Currently, my daughter is taking only four classes a week. Yes, she desperately wanted to do this. I know there are some of you moms reading and shaking your head saying, “Four? That’s child’s play. My kid’s on 27 teams. Plus, I homeschool her, so she can learn all the positions, choreography and be fluent in French just to pronounce the dance steps!”

As any seasoned chauffer knows, whether she’s a mini-vanning soccer mom, a tennis taxi or a member of the softball SUVs, the rules are finite. If your child’s event is an hour or less, a parent will pull out their cell for some phone crack, whether it be Candy Crush, Netflix or perhaps to write a column.

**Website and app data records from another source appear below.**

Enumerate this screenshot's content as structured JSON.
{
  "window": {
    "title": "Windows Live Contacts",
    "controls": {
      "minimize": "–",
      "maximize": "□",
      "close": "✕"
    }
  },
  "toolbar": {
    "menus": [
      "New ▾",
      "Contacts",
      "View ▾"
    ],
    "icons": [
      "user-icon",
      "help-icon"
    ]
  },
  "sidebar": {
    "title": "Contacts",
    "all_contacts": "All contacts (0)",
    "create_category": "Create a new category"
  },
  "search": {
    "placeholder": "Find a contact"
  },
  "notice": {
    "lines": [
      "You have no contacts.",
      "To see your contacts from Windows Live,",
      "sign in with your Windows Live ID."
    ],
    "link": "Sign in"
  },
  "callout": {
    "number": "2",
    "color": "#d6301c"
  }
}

That morning, my daughter attended a mandatory ballet class. We had to rush afterward because she had plans to go to Science City with her grandparents. Not wanting to lose precious quiet time, I dropped off my dancer, parked near the door and plugged in my phone to charge.

I was excited to have the day to myself, to clean up our family’s holiday mess, find places for new toys and catch up on laundry. After several levels of Candy Crush, and comprising my to-do list for home, my hour had expired and my dancer was rushing to our dance delivery demi-van.

Turning the key in the ignition, I was jolted by what can only be described as a car panic attack. It was my mistake for leaving the battery running for an hour. Darn, that Candy Crush!

Cough, cough, splutter, splat!

“What was that, Mama?” my daughter asked.

“Oh, I must have not pushed down on the gas enough. We’re fine,” I lied to her.

Bap, bap, bada blatta psst…

“I thought you said we were fine,” pointed out my literal child.

“We are. The car … not looking so good.”

Thankfully, after several failed attempts, another dance mom and I were able to jump the battery, only to prove there’s nothing dance moms can’t handle. And my daughter was only a bit late for her next event. Luckily, I didn’t have to chauffeur her downtown.

At the end of the day, I was relieved that nothing else went wrong. No disasters. No death. The only thing the raven killed was my van and, briefly, my pride.

Score one for the bird, but 100 for the dance moms, for we stared death in the face and came out victorious.

previously published in The Kansas City Star on January 8, 2016